49. Global Urban Youth in the Midst of Precarization of Life: Towards the Formulation of New Claims For Social Justice
50. Urban transgressions and informalities in the “Global North”
51. Holiday rentals and the right to housing: rethinking social justice in the tourist city
52. Social Production of Urban Periphery/ High-rise Suburbia
53. Segregation in Spatial Proximity and the Vertical Idiom
54. Locating Climate Vulnerabilities at the Urban Crossroads
55. A Regional Comparative Urbanism?
56. Towards a Global Urban Geopolitics. Bringing Geopolitics into the Mainstream of Comparative Urban Studies
57. Work and Cities: Debating new forms of work and employment and work organization in cities
58. A self-reproducing movement? Everyday failures and queer solidarities
59. Law and the City: Shaping Resilience in Urban Crises
60. Valuing Urban Dissensus: Contested Knowledge Claims in Realising Just Cities

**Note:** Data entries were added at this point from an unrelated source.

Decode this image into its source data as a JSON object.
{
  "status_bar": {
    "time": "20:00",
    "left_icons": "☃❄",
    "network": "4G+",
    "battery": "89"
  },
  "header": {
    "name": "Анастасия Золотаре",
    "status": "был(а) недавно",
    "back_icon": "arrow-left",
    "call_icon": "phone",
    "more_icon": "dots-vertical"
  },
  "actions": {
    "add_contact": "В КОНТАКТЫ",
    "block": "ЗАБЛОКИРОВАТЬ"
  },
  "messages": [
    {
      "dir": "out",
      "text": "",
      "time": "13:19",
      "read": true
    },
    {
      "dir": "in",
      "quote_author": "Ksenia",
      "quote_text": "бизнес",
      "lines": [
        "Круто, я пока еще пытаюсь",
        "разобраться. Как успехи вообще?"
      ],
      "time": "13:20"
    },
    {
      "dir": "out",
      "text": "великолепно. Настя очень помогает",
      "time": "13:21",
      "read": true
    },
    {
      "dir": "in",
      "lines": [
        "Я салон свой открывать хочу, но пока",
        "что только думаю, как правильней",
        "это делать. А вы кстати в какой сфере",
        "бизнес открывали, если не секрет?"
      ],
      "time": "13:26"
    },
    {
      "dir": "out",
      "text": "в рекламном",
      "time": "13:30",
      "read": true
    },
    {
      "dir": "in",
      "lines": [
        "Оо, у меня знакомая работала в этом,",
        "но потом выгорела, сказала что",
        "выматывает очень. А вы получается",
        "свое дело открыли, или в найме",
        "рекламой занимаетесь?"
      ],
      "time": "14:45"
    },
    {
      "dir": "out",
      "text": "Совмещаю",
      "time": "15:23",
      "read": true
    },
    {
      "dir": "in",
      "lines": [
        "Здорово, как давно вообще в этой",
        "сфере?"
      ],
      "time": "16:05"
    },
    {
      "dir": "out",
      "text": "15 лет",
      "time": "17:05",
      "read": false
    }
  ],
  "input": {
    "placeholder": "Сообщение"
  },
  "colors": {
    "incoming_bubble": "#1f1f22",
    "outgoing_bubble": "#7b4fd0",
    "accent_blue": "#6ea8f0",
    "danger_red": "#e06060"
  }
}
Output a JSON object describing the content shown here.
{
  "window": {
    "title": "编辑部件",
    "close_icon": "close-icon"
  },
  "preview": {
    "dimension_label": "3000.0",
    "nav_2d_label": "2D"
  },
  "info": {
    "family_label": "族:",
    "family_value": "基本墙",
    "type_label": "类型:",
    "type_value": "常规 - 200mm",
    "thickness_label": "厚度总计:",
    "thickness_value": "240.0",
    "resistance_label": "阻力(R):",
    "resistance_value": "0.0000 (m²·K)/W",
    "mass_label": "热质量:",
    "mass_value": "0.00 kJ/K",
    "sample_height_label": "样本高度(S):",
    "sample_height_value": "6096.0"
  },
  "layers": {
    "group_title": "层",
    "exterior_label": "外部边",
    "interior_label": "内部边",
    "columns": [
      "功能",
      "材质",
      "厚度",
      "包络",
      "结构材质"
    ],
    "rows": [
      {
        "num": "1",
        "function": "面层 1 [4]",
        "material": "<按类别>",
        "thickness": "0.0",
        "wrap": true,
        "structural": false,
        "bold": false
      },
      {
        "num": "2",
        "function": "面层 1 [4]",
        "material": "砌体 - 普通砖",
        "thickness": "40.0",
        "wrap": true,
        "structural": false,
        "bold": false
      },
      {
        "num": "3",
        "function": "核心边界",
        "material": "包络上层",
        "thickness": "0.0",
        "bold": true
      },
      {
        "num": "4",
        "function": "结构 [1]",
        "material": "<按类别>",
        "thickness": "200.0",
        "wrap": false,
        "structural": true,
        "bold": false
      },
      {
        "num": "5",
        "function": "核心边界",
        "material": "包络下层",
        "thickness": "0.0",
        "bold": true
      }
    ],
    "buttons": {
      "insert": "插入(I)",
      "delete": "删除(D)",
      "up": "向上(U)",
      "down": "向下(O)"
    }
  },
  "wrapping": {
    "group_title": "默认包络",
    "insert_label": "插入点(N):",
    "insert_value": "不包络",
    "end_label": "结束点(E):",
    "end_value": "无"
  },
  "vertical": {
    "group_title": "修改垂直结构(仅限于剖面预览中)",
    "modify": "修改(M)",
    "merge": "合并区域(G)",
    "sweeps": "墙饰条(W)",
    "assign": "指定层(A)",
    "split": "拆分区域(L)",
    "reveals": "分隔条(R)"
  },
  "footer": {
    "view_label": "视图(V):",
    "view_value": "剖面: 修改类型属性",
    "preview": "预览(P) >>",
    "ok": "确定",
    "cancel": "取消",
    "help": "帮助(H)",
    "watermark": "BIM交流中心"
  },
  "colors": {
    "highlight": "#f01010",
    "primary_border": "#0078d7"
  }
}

61. From Participation to Power? Possibilities and Pitfalls in Co-producing Urban Governance
62. Resistance, Acquiescence and Social Justice in Global ‘Austerity Urbanism’ – Urban Politics and beyond
63. Public space renewal, liveability and inequalities in contemporary cities
64. Neoliberal urbanism and the (un)desired citizen-subject: Mechanisms, strategies, resistance
65. The grounded city, foundational urban systems and reliance structures
66. Circuits of knowledge and practices in global urban mobilisations: experimentations and critical approaches
67. Transgressive Strategies Towards a Utopian Urban Vision for the Conflicted Cities
68. Housing Justice, Human Rights and the City
69. Re-thinking the core toolbox of urban interventions: critical approaches to zoning and land regulation in practice
70. Disputes in the Urban Territory, Groups of Interests, Distributive Conflict and Injustice in Cities Budgeting
71 The political life of public policy instruments: graphic artifacts, technologies and legibilities in urban governance
72. Elites and in(justice): unravelling the link
73. DISASTER AND ENVIRONMENTAL JUSTICE: new challenges for urban areas
74. The Political Meaning of Informal Urbanisation: building democracy while building the city
Other engaging events include:
- Author v. Critics session: ‘Social Housing and Urban Renewal: A Cross-national Perspective’, organised by Paul Watt, Birbeck and Peer Smets, Vrije Universiteit Amsterdam;
- Local Theme session: ‘Justice Through Narrative Re-empowerment: an artistic exploration of African history and heritage through local Yorkshire connections ‘, organised by Dr. Kyle Griffith and Joe Williams, Heritage Corner; and
- A panel discussion with academics and local transport activists: ‘Transport and Mobilities: academics meet activists in the spaces between’, organised by Alvaro Guzman, Dr Caroline Mullen, Dr. Ersilia Verlinghieri and Prof Karen Lucas, University of Leeds.